Buy Material

Are you sure you want to buy this material for

25 Karma

Buy Material

BOOM! Enjoy Your Free Notes!

We've added these Notes to your profile, click here to view them now.


You're already Subscribed!

Looks like you've already subscribed to StudySoup, you won't need to purchase another subscription to get this material. To access this material simply click 'View Full Document'

Why people love StudySoup

Jim McGreen Ohio University

"Knowing I can count on the Elite Notetaker in my class allows me to focus on what the professor is saying instead of just scribbling notes the whole time and falling behind."

Jennifer McGill UCSF Med School

"Selling my MCAT study guides and notes has been a great source of side revenue while I'm in school.

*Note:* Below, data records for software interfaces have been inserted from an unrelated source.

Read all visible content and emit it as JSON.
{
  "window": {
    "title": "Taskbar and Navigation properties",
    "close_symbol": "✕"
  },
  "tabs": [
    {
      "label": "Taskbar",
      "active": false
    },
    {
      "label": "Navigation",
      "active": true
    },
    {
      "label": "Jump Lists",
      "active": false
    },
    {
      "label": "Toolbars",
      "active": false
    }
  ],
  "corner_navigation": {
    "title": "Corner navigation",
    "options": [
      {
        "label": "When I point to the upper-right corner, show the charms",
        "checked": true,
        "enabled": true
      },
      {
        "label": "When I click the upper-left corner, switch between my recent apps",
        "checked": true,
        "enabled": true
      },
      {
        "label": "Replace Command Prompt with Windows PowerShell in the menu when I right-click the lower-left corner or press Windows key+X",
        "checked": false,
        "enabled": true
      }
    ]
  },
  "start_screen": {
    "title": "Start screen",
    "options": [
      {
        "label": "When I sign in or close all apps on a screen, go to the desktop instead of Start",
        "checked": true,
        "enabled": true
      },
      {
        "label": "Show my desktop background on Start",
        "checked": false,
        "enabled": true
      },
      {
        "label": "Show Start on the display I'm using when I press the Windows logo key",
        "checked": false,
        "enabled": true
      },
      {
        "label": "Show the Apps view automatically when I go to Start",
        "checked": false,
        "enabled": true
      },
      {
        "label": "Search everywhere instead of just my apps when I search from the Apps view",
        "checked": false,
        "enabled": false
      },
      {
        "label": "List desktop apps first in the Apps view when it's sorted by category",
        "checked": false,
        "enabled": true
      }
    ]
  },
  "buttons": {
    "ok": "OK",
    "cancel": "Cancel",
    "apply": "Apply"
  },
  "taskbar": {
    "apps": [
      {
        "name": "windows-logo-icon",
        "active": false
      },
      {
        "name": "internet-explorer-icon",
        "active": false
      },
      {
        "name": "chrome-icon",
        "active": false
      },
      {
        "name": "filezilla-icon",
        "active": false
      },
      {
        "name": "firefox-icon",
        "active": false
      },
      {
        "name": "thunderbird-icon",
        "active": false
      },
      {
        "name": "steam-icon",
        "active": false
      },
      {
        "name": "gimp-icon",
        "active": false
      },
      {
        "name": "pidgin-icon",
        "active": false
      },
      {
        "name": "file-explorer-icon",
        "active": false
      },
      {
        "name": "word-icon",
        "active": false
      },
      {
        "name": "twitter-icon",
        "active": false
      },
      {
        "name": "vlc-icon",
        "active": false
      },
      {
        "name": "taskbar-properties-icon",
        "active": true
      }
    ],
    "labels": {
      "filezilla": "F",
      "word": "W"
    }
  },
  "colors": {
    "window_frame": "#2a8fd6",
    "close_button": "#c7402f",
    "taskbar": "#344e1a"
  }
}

Some months I'm making over $500! Plus, it makes me happy knowing that I'm helping future med students with their MCAT."

Steve Martinelli UC Los Angeles

"There's no way I would have passed my Organic Chemistry class this semester without the notes and study guides I got from StudySoup."

Parker Thompson 500 Startups

"It's a great way for students to improve their educational experience and it seemed like a product that everybody wants, so all the people participating are winning."

Become an Elite Notetaker and start selling your notes online!

Refund Policy


All subscriptions to StudySoup are paid in full at the time of subscribing. To change your credit card information or to cancel your subscription, go to "Edit Settings". All credit card information will be available there. If you should decide to cancel your subscription, it will continue to be valid until the next payment period, as all payments for the current period were made in advance. For special circumstances, please email


StudySoup has more than 1 million course-specific study resources to help students study smarter. If you’re having trouble finding what you’re looking for, our customer support team can help you find what you need! Feel free to contact them here:

Recurring Subscriptions: If you have canceled your recurring subscription on the day of renewal and have not downloaded any documents, you may request a refund by submitting an email to

Satisfaction Guarantee: If you’re not satisfied with your subscription, you can contact us for further help. Contact must be made within 3 business days of your subscription purchase and your refund request will be subject for review.

Please Note: Refunds can never be provided more than 30 days after the initial purchase date regardless of your activity on the site.